* YOUR TASK
When the string "label" occurs in a line of the records, show that line.

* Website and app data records
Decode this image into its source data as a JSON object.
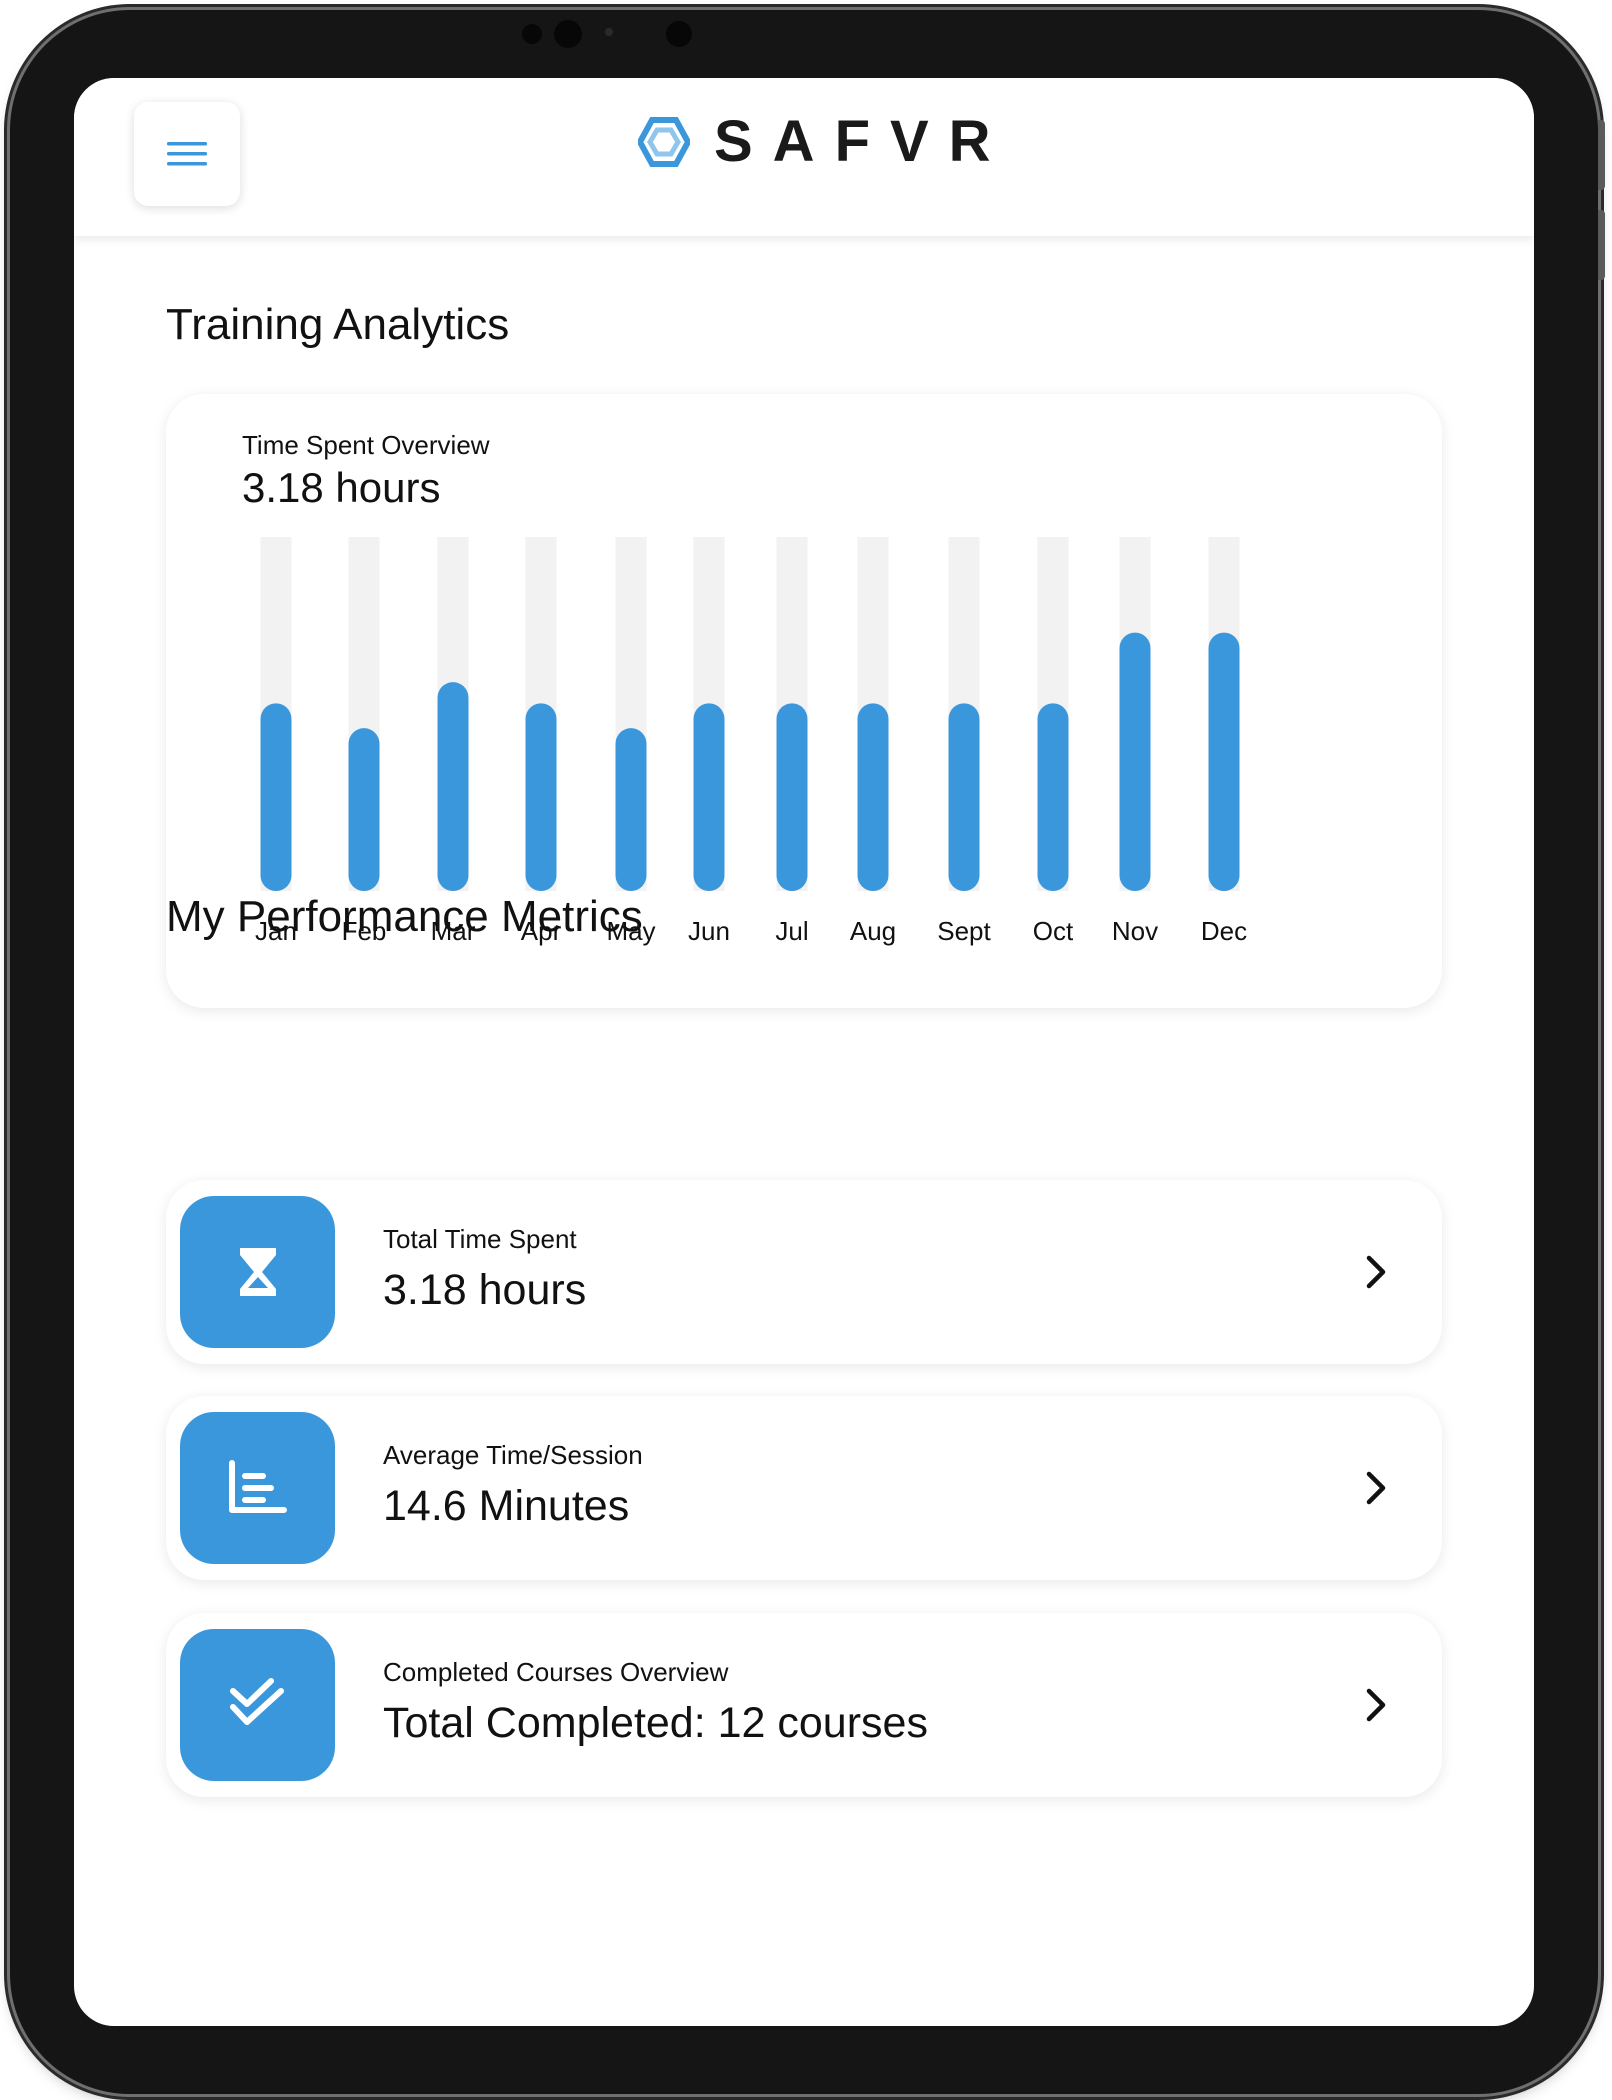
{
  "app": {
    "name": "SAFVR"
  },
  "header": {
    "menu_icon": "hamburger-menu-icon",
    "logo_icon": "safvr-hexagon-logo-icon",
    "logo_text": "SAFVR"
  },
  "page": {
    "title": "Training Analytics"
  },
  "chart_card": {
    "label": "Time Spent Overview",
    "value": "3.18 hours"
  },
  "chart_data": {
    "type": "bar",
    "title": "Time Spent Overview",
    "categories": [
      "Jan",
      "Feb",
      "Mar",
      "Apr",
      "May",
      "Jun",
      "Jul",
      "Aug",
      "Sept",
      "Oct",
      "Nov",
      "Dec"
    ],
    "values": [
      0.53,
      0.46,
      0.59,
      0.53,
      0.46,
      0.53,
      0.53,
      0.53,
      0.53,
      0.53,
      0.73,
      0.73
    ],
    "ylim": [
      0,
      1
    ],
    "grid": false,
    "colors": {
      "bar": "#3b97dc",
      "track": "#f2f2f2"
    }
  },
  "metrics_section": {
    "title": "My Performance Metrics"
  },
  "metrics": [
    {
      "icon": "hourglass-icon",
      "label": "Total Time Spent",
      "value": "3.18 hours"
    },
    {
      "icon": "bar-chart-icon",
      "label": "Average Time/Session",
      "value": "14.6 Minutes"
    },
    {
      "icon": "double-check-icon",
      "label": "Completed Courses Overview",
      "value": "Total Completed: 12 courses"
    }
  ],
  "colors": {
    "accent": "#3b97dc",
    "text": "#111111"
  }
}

* SOLUTION BELOW
    "label": "Time Spent Overview",
      "label": "Total Time Spent",
      "label": "Average Time/Session",
      "label": "Completed Courses Overview",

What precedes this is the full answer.